Some time ago, I’ve written an article about Test coverage report for Android application. It got some interest (many comments below article and many visits according to Google Analytics), so I decided to refresh this topic. Previously, I’ve written instrumentation unit tests, which needed to be executed on a real device or an emulator. It’s a good approach when you want to test functionalities strongly connected with the device. E.g. when you want to test operations on a real SQLite database or something like that. Nevertheless, this approach has huge disadvantages. It’s hard to run tests on the Continous Integration server because we need to have the emulator or device up & connected all the time and also tests need to interact properly with the device to get passed what is not so easy. In most cases, mocking part of the application’s behavior is enough. In that case, we can easily run tests on a CI server and have deterministic test results. In order to do that, we can use Robolectric.

Gradle configuration

First, we have to add appropriate dependency to jacoco-android plugin in our top-level build.gradle file:

buildscript {
  repositories {
    jcenter()
  }
  dependencies {
    classpath 'com.android.tools.build:gradle:2.3.0'
    classpath 'com.dicedmelon.gradle:jacoco-android:0.1.1'
  }
}

Next, we need to add appropriate test dependencies in another build.gradle file for our app or library.

dependencies {
  testCompile 'junit:junit:4.12'
  testCompile 'com.google.truth:truth:0.32'
  testCompile 'org.robolectric:robolectric:3.1.2'
  testCompile 'org.mockito:mockito-core:2.7.17'
}

I’ve added also dependencies to JUnit, Truth and Mockito library, which are used in my tests.

We also need to add appropriate plugins:

apply plugin: 'jacoco'
apply plugin: 'jacoco-android'

To avoid ignoring our tests by the coverage report, we need to configure the following settings:

android {
  testOptions {
    unitTests.all {
      jacoco {
        includeNoLocationClasses = true
      }
    }
  }
}

Next, we need to configure report output:

jacocoAndroidUnitTestReport {
  csv.enabled false
  html.enabled true
  xml.enabled true
}

Travis CI configuration

We are done with Gradle configuration. I’m assuming we have Travis CI build configured. If you don’t know, how to do this, visit travis-ci.org and enable builds for your project. It’ pretty easy. Now, we should visit codecov.io website, register there (e.g. with GitHub account) and add our project.

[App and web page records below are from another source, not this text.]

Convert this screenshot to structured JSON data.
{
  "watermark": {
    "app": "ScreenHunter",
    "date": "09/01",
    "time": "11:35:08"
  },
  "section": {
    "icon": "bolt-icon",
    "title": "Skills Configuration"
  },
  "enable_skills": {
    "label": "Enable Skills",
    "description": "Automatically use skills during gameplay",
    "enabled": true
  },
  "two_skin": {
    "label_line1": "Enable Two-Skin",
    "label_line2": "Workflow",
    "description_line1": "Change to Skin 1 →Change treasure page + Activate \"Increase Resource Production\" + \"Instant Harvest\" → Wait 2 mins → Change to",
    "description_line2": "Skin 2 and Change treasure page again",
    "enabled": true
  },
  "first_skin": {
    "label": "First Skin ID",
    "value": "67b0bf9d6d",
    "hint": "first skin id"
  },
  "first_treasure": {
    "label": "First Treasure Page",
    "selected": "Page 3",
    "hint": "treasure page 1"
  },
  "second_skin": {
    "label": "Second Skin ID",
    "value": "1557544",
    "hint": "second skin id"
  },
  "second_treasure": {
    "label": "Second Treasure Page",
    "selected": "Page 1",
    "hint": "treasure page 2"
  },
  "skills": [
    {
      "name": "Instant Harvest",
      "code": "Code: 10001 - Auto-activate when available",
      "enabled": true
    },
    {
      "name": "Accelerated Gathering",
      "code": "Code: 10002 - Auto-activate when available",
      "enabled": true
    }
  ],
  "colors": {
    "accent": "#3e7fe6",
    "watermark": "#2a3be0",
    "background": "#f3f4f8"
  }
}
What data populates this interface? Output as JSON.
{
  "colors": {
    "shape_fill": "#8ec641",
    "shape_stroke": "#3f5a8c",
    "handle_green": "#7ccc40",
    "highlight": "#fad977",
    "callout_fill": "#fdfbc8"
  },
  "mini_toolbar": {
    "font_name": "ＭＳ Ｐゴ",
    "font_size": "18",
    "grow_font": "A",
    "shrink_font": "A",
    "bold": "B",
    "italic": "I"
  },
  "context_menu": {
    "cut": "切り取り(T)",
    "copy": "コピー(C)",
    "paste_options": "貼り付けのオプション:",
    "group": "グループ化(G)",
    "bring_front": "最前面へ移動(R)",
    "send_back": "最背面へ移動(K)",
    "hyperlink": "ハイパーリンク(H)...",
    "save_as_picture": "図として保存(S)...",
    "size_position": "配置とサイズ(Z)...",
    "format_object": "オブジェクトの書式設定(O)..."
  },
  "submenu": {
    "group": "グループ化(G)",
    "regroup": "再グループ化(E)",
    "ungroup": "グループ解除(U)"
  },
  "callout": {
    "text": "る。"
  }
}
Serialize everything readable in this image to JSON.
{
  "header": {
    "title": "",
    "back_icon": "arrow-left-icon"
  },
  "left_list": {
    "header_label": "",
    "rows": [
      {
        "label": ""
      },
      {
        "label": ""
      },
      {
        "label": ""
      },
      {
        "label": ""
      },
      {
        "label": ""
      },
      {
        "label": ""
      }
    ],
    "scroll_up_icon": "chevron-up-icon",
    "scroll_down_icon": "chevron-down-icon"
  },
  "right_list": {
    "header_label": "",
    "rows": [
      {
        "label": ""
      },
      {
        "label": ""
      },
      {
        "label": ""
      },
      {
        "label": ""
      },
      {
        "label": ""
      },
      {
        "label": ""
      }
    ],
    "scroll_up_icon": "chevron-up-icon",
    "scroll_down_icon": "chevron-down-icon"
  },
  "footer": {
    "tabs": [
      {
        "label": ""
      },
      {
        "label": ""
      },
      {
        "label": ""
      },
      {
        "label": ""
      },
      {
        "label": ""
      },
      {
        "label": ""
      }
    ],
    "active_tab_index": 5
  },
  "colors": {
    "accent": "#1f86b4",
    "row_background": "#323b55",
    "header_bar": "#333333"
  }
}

After that, we need to add the following items to our .travis.yml file:

after_success:
  - bash <(curl -s https://codecov.io/bash)

script:
  - ./gradlew clean build test jacocoTestReport check

Here we are performing clean, build an application, running unit tests, generating test coverage report with Jacoco and performing check (Lint, FindBugs, PMD & CheckStyle).

Writing unit tests with Robolectric

Next we can place our tests in src/test/ directory.
Sample unit test can look as follows:

In my case, I also needed to create src/test/resources/robolectric.properties file with the following content:

sdk=23

because Robolectric didn’t work with the Android SDK newer than 23. Moreover, I also needed to use Robolectric v. 3.1.2, because I had problems with running tests and generating coverage report with the latest version of the Robolectric.

Summary

When we have everything configured, we can push our tests to the GitHub repository, Travis CI build will be triggered and we can beautiful test coverage report, which can help to improve our tests.

I’ve applied approach described in this article in ReactiveNetwork open-source library. If want to see the complete solution, take a look at the source code of this project.